an intimate dialogue with life (final version)
Logotherapy is the philosophy, psychotherapy and art of living created by Dr. Viktor Frankl – psychiatrist, neurologist and author of best seller Man’s Search for Meaning (a psychological account of the concentration camps from firsthand experience).
Dr. Frankl based his theory on three ontological truths: meaning of life, freedom of will and will to meaning. First we can trust that even in the worst of circumstances life has meaning. Secondly we are not determined by our circumstances and our instincts; we have freedom of choice. Thirdly our strongest motivation is to find a purpose to our lives. We feel our lives to be meaningful when we find something to live for.
Every theory of human growth & development is influenced by certain assumptions. Logotherapy’s meaning orientation and core principles have a real affinity with a Jewish perspective on man and on life. The future thrust presupposes what the person can be rather than who they are now, so that we can help them to become that.

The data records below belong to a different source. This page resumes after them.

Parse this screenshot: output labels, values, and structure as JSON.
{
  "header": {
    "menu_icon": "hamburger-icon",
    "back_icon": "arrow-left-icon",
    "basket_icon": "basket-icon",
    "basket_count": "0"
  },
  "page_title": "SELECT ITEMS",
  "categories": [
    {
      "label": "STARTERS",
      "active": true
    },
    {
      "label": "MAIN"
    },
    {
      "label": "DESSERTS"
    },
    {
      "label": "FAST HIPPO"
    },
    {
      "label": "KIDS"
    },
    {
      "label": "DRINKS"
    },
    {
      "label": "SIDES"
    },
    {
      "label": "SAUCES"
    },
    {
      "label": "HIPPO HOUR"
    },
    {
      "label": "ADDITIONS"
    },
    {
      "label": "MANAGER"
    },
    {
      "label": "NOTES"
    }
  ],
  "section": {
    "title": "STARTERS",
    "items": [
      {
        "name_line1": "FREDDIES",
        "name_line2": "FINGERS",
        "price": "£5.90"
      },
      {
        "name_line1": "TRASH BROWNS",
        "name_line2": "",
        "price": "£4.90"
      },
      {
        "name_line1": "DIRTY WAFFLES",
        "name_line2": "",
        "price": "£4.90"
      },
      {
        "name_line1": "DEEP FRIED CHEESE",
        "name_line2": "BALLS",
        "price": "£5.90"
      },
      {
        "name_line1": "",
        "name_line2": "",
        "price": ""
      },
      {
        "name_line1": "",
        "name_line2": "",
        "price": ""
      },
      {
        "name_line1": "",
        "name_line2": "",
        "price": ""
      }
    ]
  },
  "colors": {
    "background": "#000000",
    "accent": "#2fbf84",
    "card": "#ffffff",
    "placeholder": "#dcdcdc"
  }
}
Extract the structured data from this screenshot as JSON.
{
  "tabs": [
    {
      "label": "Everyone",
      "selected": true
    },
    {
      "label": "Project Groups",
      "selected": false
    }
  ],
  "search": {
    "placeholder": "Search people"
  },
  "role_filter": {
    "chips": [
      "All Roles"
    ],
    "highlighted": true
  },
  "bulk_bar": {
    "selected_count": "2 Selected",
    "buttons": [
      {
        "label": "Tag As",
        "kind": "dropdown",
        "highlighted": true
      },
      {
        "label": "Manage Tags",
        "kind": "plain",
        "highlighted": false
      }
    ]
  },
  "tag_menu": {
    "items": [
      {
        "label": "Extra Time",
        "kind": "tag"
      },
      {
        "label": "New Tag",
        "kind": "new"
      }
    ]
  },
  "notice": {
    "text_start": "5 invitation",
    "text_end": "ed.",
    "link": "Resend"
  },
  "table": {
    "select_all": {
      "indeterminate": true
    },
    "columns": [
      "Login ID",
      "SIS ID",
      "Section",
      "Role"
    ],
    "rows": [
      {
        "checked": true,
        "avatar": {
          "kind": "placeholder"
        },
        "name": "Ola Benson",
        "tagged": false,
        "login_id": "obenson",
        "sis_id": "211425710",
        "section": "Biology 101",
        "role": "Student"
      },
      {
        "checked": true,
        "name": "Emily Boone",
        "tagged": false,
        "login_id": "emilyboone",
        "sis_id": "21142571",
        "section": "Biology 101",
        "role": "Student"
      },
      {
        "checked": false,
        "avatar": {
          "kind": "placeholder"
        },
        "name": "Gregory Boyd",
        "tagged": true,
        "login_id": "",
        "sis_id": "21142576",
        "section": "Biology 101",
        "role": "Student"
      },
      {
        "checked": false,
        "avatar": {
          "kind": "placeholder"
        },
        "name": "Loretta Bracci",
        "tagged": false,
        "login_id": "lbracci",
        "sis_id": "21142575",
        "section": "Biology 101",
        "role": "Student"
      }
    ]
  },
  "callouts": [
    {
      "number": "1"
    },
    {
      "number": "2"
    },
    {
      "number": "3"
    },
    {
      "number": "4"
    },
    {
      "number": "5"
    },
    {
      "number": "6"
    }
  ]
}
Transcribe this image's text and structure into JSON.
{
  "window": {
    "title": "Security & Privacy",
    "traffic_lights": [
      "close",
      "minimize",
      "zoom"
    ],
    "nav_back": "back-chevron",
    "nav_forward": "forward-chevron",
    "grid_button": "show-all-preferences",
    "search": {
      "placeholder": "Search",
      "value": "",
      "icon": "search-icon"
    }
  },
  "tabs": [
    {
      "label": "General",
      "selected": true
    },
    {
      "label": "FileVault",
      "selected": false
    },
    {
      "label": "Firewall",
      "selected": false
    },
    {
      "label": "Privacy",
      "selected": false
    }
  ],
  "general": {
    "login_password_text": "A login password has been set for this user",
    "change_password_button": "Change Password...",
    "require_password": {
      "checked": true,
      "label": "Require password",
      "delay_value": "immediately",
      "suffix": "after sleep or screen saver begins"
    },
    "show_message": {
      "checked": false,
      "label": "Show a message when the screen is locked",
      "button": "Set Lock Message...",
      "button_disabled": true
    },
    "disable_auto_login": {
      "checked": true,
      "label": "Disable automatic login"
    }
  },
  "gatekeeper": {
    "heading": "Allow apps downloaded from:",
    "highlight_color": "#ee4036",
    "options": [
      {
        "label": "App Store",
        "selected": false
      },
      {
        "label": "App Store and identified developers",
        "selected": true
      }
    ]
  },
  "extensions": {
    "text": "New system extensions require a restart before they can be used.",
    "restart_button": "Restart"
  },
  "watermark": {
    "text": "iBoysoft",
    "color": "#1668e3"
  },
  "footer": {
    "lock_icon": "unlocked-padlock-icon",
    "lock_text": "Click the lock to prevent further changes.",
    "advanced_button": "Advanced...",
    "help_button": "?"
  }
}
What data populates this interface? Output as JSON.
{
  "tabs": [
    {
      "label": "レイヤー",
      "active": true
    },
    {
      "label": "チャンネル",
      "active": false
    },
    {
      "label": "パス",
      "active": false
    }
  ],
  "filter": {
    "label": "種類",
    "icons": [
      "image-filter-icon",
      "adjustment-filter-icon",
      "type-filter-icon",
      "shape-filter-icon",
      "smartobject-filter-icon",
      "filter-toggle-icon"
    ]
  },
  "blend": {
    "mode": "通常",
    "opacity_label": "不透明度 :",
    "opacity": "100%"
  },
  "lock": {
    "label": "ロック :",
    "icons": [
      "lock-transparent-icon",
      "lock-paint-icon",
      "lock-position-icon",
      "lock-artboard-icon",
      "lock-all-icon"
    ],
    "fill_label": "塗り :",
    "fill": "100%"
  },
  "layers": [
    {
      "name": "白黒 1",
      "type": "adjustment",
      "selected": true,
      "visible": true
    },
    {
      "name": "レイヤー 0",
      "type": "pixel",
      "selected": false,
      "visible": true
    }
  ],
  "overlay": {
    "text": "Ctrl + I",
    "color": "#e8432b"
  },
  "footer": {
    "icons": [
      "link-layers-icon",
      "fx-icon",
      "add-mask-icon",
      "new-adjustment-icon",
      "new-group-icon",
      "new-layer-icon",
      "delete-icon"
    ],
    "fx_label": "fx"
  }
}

Socratic dialogue, logotherapy’s central tool, is a collaborative search to clarify inner and outer resources and values and find our individual areas of freedom and responsibility which promote meaningful life choices.
Logotherapeutic Torah Dialogue is an innovation within Socratic dialogue. This empowering framework brings Torah into the inner world we are building. Self-awareness interwoven with understanding an idea in the text leads to discovery of who we are and who we want to be.
Life meanings reveal textual meanings. Derishot turn into midrash – life’s demands transformed into understandings of the work that needs to be done. The workshop is based on interactive discussion and writing exercises.
Meetings consist of three parts:
A) Outlining a major tool or principle of logotherapy (approx. 45 minutes)
B) Participant presentation of life issues (approx. 15 minutes)
C) In-depth textual analysis based on mutually agreed-upon texts. (approx. 2 hrs)
The goal is to gain rudimentary skills for self-enrichment by seeing life’s challenges for what they are – invitations to become our ideal self.